“I have seen some negative things online about me mentioning the kids but when you are talking about returning to elite sports, post-pregnancy, it is 150 per cent relevant. It is not a cruciate surgery that you have been through. It’s not like you have injured something and you have a bit of rehab to do. Absolutely not, you are back to minus-10, back to rebuilding your body. You cannot stand on one leg, you will fall over! So, for me, to get back to that, twice, in a short period of time, I’m immensely proud of that. I had a lot of help from strength and conditioning coach, Joe O’Connor, who works with the Limerick hurling team.” And she is quick to praise the support she receives from her family and friends too.
Duty of care
Lee considers highlighting this particular aspect of female sports to be very important and is something she says she will continue to be vocal about: “So other mothers can see that they can do it too. During the pregnancy, all anyone sees is a pregnant woman and the pregnancy is all you are concerned about. Your mind switches straight away and you are protective of the baby; it’s all you think about. Every waking moment is this baby, so to come out the other side and find life after the baby and do the things that you’re passionate about, to find ‘you’ again, without being ‘just’ a mom is important – to talk about it and celebrate it and show other women that it can be done. And I’m not just talking about running. I’m talking about whatever your passion is. You obviously need support from your partner and good communication with your partner is essential but if they love you they’ll want to support you. It is a two-way thing.”
Lee feels that she has a duty of care to the sport she loves so much, to encourage its growth and to be a role model – although it is hard to comprehend that running is a ‘hobby’ for her. “It is my hobby, I don’t know how else to describe it? It’s not my job, I work full-time in Apple and my kids will always come first,” she explains.

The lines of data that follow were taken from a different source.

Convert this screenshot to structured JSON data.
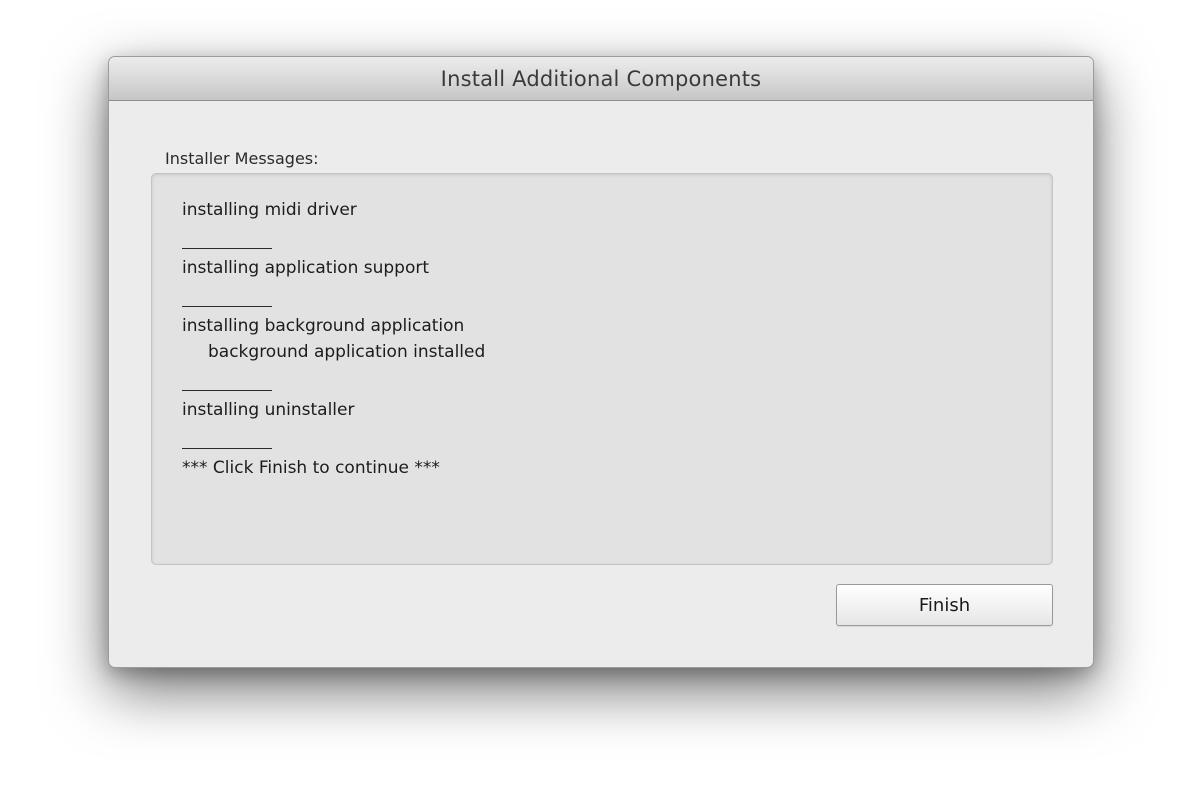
{
  "window": {
    "title": "Install Additional Components"
  },
  "messages": {
    "label": "Installer Messages:",
    "lines": [
      "installing midi driver",
      "installing application support",
      "installing background application",
      "background application installed",
      "installing uninstaller",
      "*** Click Finish to continue ***"
    ]
  },
  "actions": {
    "finish_label": "Finish"
  }
}
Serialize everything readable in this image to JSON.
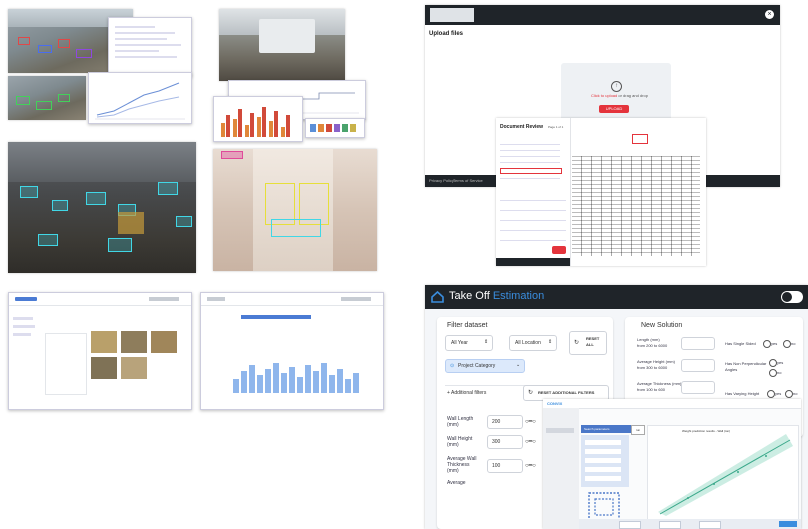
{
  "upload": {
    "title": "Upload files",
    "cta_link": "Click to upload",
    "cta_rest": " or drag and drop",
    "button": "UPLOAD",
    "footer_privacy": "Privacy Policy",
    "footer_terms": "Terms of Service"
  },
  "doc_review": {
    "title": "Document Review",
    "page": "Page 1 of 1"
  },
  "takeoff": {
    "title_main": "Take Off",
    "title_accent": "Estimation",
    "filter_title": "Filter dataset",
    "year_select": "All Year",
    "location_select": "All Location",
    "reset_all": "RESET\nALL",
    "project_category": "Project Category",
    "additional_filters": "Additional filters",
    "reset_additional": "RESET ADDITIONAL FILTERS",
    "wall_length": {
      "label": "Wall Length\n(mm)",
      "value": "200"
    },
    "wall_height": {
      "label": "Wall Height\n(mm)",
      "value": "300"
    },
    "avg_wall_thickness": {
      "label": "Average Wall\nThickness\n(mm)",
      "value": "100"
    },
    "average_label": "Average",
    "new_solution_title": "New Solution",
    "length_label": "Length (mm)\nfrom 200 to 6000",
    "avg_height_label": "Average Height (mm)\nfrom 300 to 6000",
    "avg_thickness_label": "Average Thickness (mm)\nfrom 100 to 600",
    "offsets_label": "Number of Offsets (nr)\nfrom 0 to 10",
    "single_sided": "Has Single Sided",
    "non_perp": "Has Non Perpendicular\nAngles",
    "varying_height": "Has Varying Height",
    "has_bows": "Has Bows",
    "yes": "yes",
    "no": "no",
    "colors": {
      "accent": "#3a8dde",
      "header": "#1f2429",
      "red": "#e4343c"
    }
  },
  "mini_app": {
    "brand": "CONVIX",
    "search_label": "Search parameters",
    "run_label": "run",
    "chart_title": "Weight prediction results - Wall (ton)"
  }
}
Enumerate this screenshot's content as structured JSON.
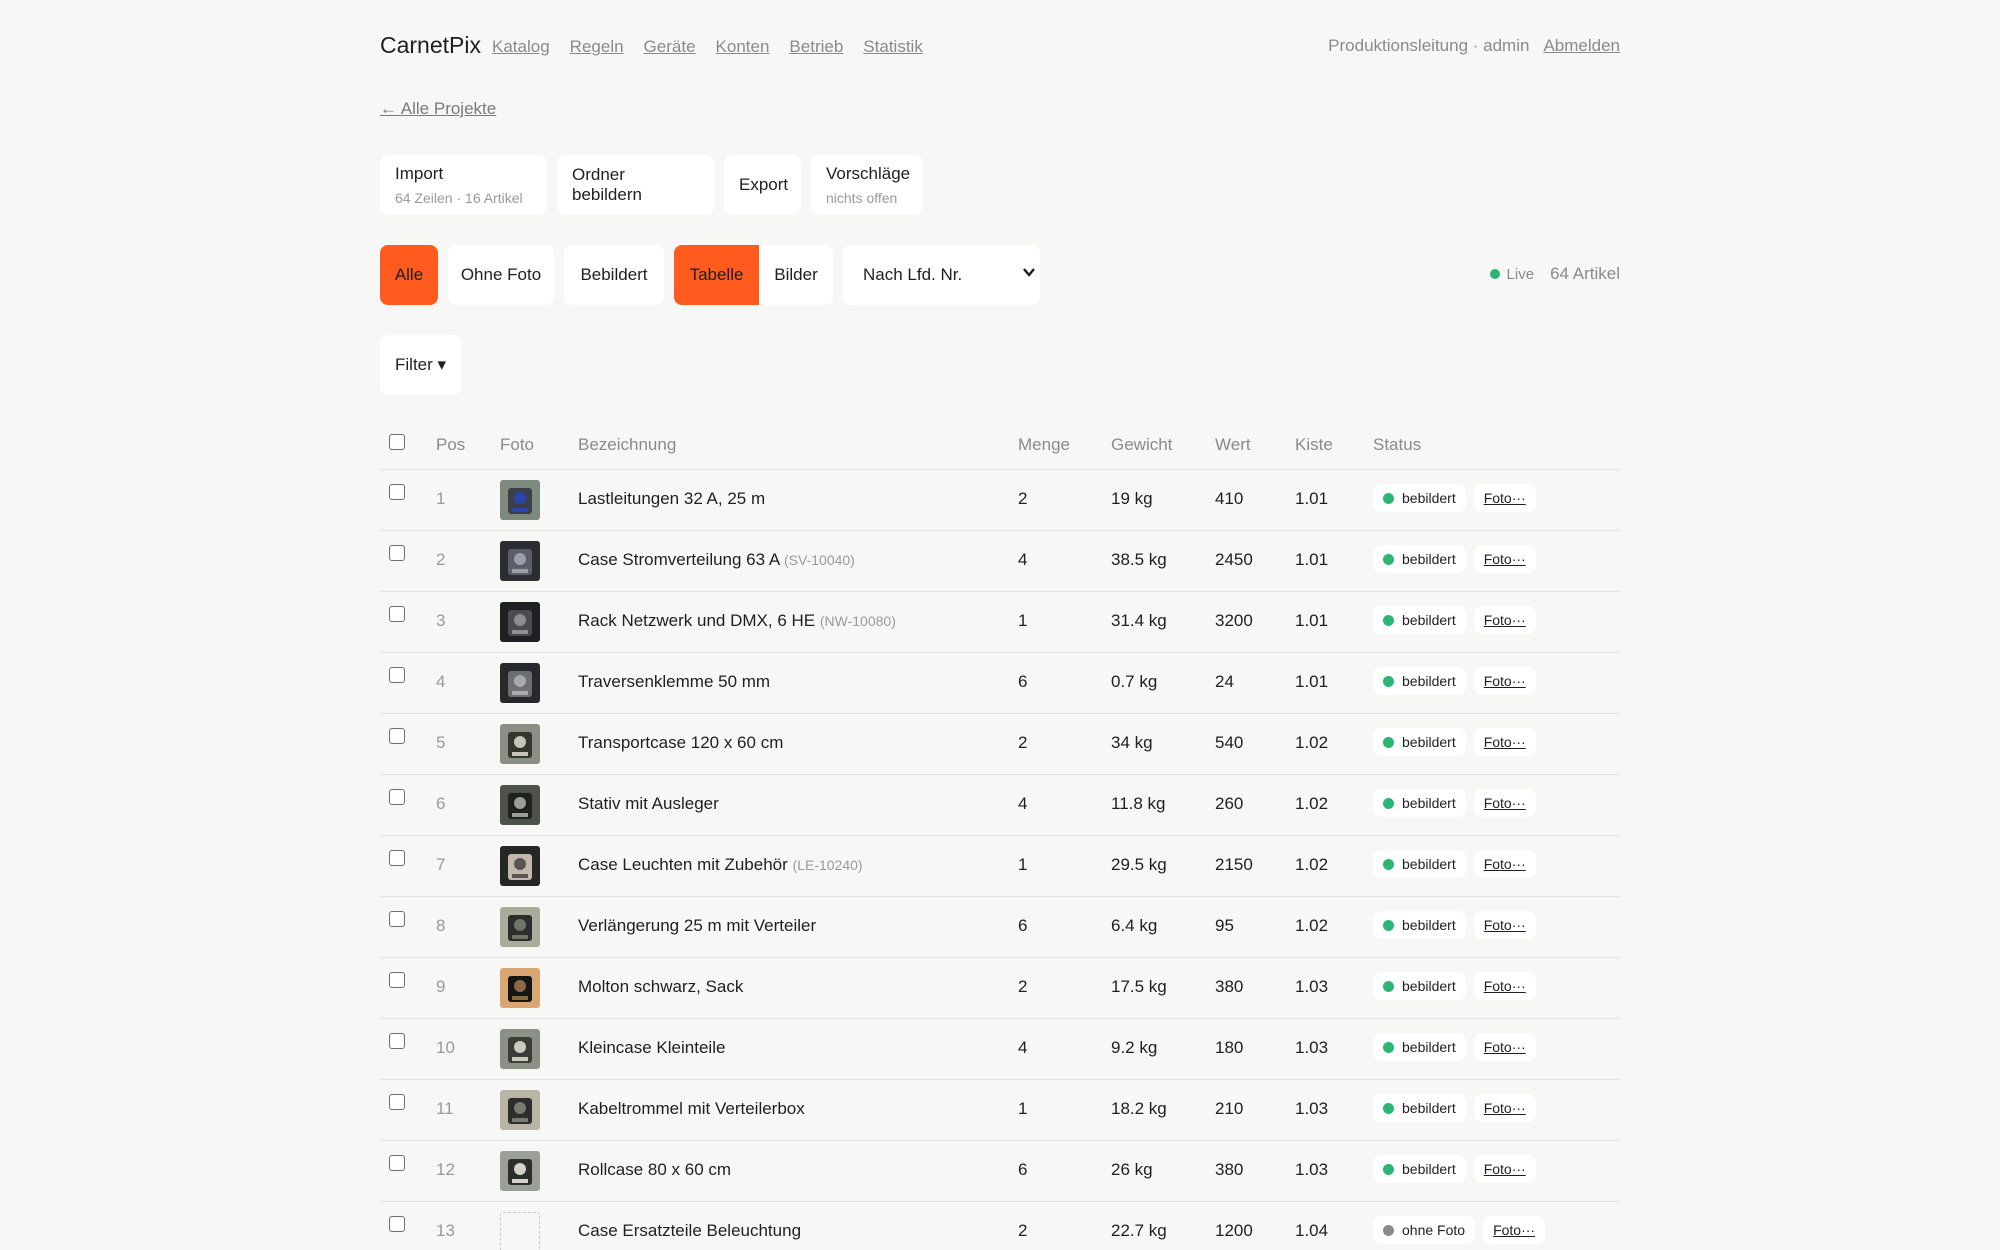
{
  "nav": {
    "brand": "CarnetPix",
    "links": [
      "Katalog",
      "Regeln",
      "Geräte",
      "Konten",
      "Betrieb",
      "Statistik"
    ],
    "user": "Produktionsleitung · admin",
    "logout": "Abmelden"
  },
  "back_link": "← Alle Projekte",
  "actions": [
    {
      "title": "Import",
      "sub": "64 Zeilen · 16 Artikel"
    },
    {
      "title": "Ordner bebildern",
      "sub": ""
    },
    {
      "title": "Export",
      "sub": ""
    },
    {
      "title": "Vorschläge",
      "sub": "nichts offen"
    }
  ],
  "filters": {
    "all": "Alle",
    "no_photo": "Ohne Foto",
    "with_photo": "Bebildert",
    "view_table": "Tabelle",
    "view_images": "Bilder",
    "sort": "Nach Lfd. Nr.",
    "live": "Live",
    "count": "64 Artikel",
    "filter_button": "Filter ▾",
    "active_filter": "Alle",
    "active_view": "Tabelle"
  },
  "table": {
    "headers": {
      "pos": "Pos",
      "photo": "Foto",
      "desc": "Bezeichnung",
      "qty": "Menge",
      "weight": "Gewicht",
      "value": "Wert",
      "box": "Kiste",
      "status": "Status"
    },
    "photo_button": "Foto···",
    "status_colors": {
      "bebildert": "#2bb673",
      "ohne Foto": "#8a8a8a"
    },
    "rows": [
      {
        "pos": "1",
        "desc": "Lastleitungen 32 A, 25 m",
        "art": "",
        "qty": "2",
        "weight": "19 kg",
        "value": "410",
        "box": "1.01",
        "status": "bebildert",
        "thumb": "cable-coil"
      },
      {
        "pos": "2",
        "desc": "Case Stromverteilung 63 A",
        "art": "(SV-10040)",
        "qty": "4",
        "weight": "38.5 kg",
        "value": "2450",
        "box": "1.01",
        "status": "bebildert",
        "thumb": "power-case"
      },
      {
        "pos": "3",
        "desc": "Rack Netzwerk und DMX, 6 HE",
        "art": "(NW-10080)",
        "qty": "1",
        "weight": "31.4 kg",
        "value": "3200",
        "box": "1.01",
        "status": "bebildert",
        "thumb": "rack"
      },
      {
        "pos": "4",
        "desc": "Traversenklemme 50 mm",
        "art": "",
        "qty": "6",
        "weight": "0.7 kg",
        "value": "24",
        "box": "1.01",
        "status": "bebildert",
        "thumb": "clamp"
      },
      {
        "pos": "5",
        "desc": "Transportcase 120 x 60 cm",
        "art": "",
        "qty": "2",
        "weight": "34 kg",
        "value": "540",
        "box": "1.02",
        "status": "bebildert",
        "thumb": "transport-case"
      },
      {
        "pos": "6",
        "desc": "Stativ mit Ausleger",
        "art": "",
        "qty": "4",
        "weight": "11.8 kg",
        "value": "260",
        "box": "1.02",
        "status": "bebildert",
        "thumb": "stand"
      },
      {
        "pos": "7",
        "desc": "Case Leuchten mit Zubehör",
        "art": "(LE-10240)",
        "qty": "1",
        "weight": "29.5 kg",
        "value": "2150",
        "box": "1.02",
        "status": "bebildert",
        "thumb": "light-case"
      },
      {
        "pos": "8",
        "desc": "Verlängerung 25 m mit Verteiler",
        "art": "",
        "qty": "6",
        "weight": "6.4 kg",
        "value": "95",
        "box": "1.02",
        "status": "bebildert",
        "thumb": "extension"
      },
      {
        "pos": "9",
        "desc": "Molton schwarz, Sack",
        "art": "",
        "qty": "2",
        "weight": "17.5 kg",
        "value": "380",
        "box": "1.03",
        "status": "bebildert",
        "thumb": "molton"
      },
      {
        "pos": "10",
        "desc": "Kleincase Kleinteile",
        "art": "",
        "qty": "4",
        "weight": "9.2 kg",
        "value": "180",
        "box": "1.03",
        "status": "bebildert",
        "thumb": "small-case"
      },
      {
        "pos": "11",
        "desc": "Kabeltrommel mit Verteilerbox",
        "art": "",
        "qty": "1",
        "weight": "18.2 kg",
        "value": "210",
        "box": "1.03",
        "status": "bebildert",
        "thumb": "cable-drum"
      },
      {
        "pos": "12",
        "desc": "Rollcase 80 x 60 cm",
        "art": "",
        "qty": "6",
        "weight": "26 kg",
        "value": "380",
        "box": "1.03",
        "status": "bebildert",
        "thumb": "roll-case"
      },
      {
        "pos": "13",
        "desc": "Case Ersatzteile Beleuchtung",
        "art": "",
        "qty": "2",
        "weight": "22.7 kg",
        "value": "1200",
        "box": "1.04",
        "status": "ohne Foto",
        "thumb": ""
      }
    ]
  }
}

“But if there is anything we can do to encourage participation among females in sport, we need to do it because the drop-off rate between primary school and secondary school is so high. When I visit a Cork school, I tell them, ‘guys push yourselves. I went to school two miles from here and I went to the Olympics, anything is possible. Keep it up, play all sports, try everything’. If I can encourage one little girl to do that, then fabulous. If me taking an hour out of my day to visit a school, resonates with even two or three girls in that hall then my work is done.”